Solar Subsidy Sinkhole: Re-Evaluating Germany's Blind Faith in the Sun - SPIEGEL ONLINE
...The only thing that's missing at the moment is sunshine. For weeks now, the 1.1 million solar power systems in Germany have generated almost no electricity. The days are short, the weather is bad and the sky is overcast.
As is so often the case in winter, all solar panels more or less stopped generating electricity at the same time. To avert power shortages, Germany currently has to import large amounts of electricity generated at nuclear power plants in France and the Czech Republic. To offset the temporary loss of solar power, grid operator Tennet resorted to an emergency backup plan, powering up an old oil-fired plant in the Austrian city of Graz.
Solar energy has gone from being the great white hope, to an impediment, to a reliable energy supply. Solar farm operators and homeowners with solar panels on their roofs collected more than €8 billion ($10.2 billion) in subsidies in 2011, but the electricity they generated made up only about 3 percent of the total power supply, and that at unpredictable times.
The distribution networks are not designed to allow tens of thousands of solar panel owners to switch at will between drawing electricity from the grid and feeding power into it. Because there are almost no storage options, the excess energy has to be destroyed at substantial cost.

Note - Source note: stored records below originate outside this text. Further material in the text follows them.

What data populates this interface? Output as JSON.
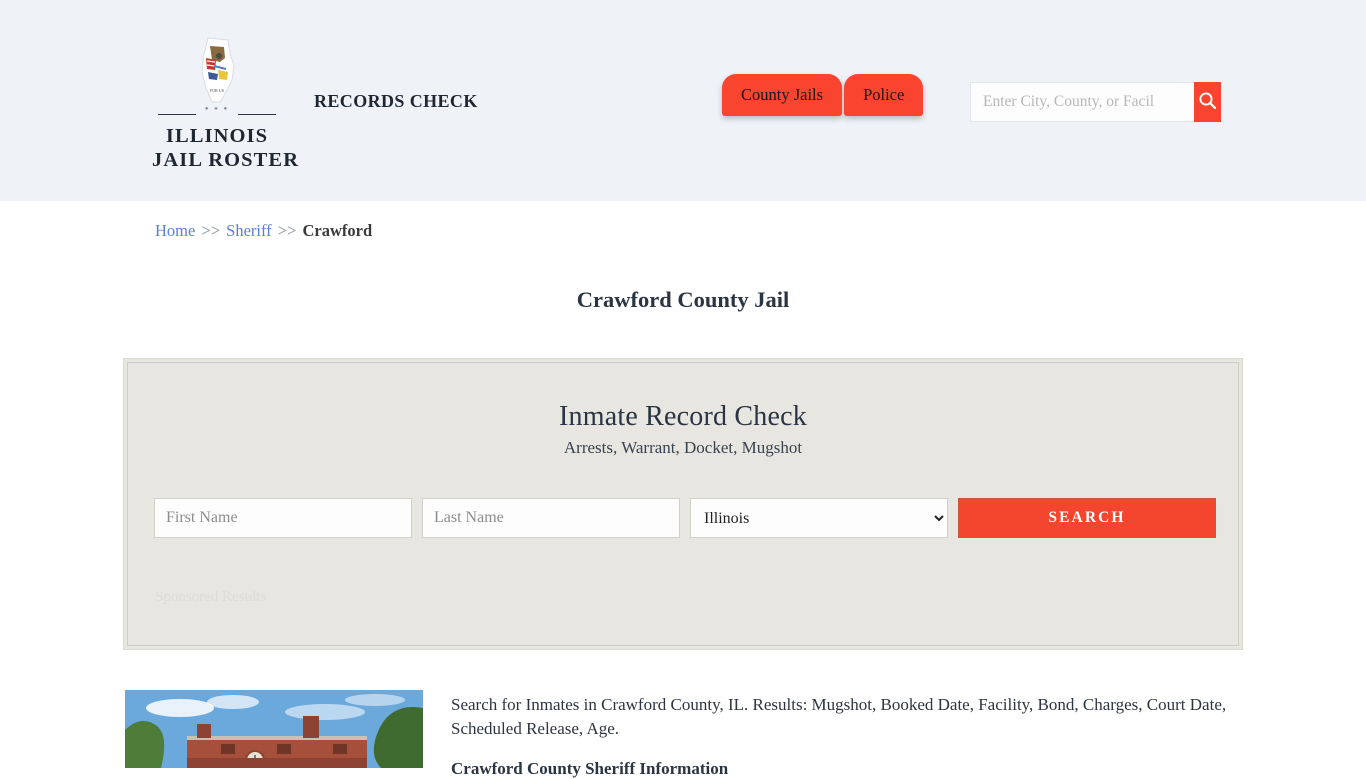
{
  "header": {
    "brand": {
      "logo_icon": "illinois-state-outline-seal",
      "line1": "ILLINOIS",
      "line2": "JAIL ROSTER",
      "rule_ornament": "* * *"
    },
    "tagline": "RECORDS CHECK",
    "nav": [
      {
        "label": "County Jails"
      },
      {
        "label": "Police"
      }
    ],
    "search": {
      "placeholder": "Enter City, County, or Facil",
      "value": "",
      "button_icon": "search-icon"
    }
  },
  "breadcrumb": {
    "items": [
      {
        "label": "Home",
        "type": "link"
      },
      {
        "label": "Sheriff",
        "type": "link"
      },
      {
        "label": "Crawford",
        "type": "current"
      }
    ],
    "separator": ">>"
  },
  "page_title": "Crawford County Jail",
  "record_card": {
    "title": "Inmate Record Check",
    "subtitle": "Arrests, Warrant, Docket, Mugshot",
    "first_name": {
      "placeholder": "First Name",
      "value": ""
    },
    "last_name": {
      "placeholder": "Last Name",
      "value": ""
    },
    "state": {
      "selected": "Illinois",
      "options": [
        "Illinois"
      ]
    },
    "search_button": "SEARCH",
    "sponsored_label": "Sponsored Results"
  },
  "content": {
    "image_alt": "Crawford County brick courthouse building",
    "paragraph": "Search for Inmates in Crawford County, IL. Results: Mugshot, Booked Date, Facility, Bond, Charges, Court Date, Scheduled Release, Age.",
    "subheading": "Crawford County Sheriff Information"
  },
  "colors": {
    "header_bg": "#eff3f8",
    "accent_red": "#f9442f",
    "button_red": "#f4452f",
    "card_bg": "#e8e6e1",
    "link_blue": "#5a7fd0",
    "text_dark": "#2b3442"
  }
}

German consumers already complain about having to pay the second-highest electricity prices in Europe.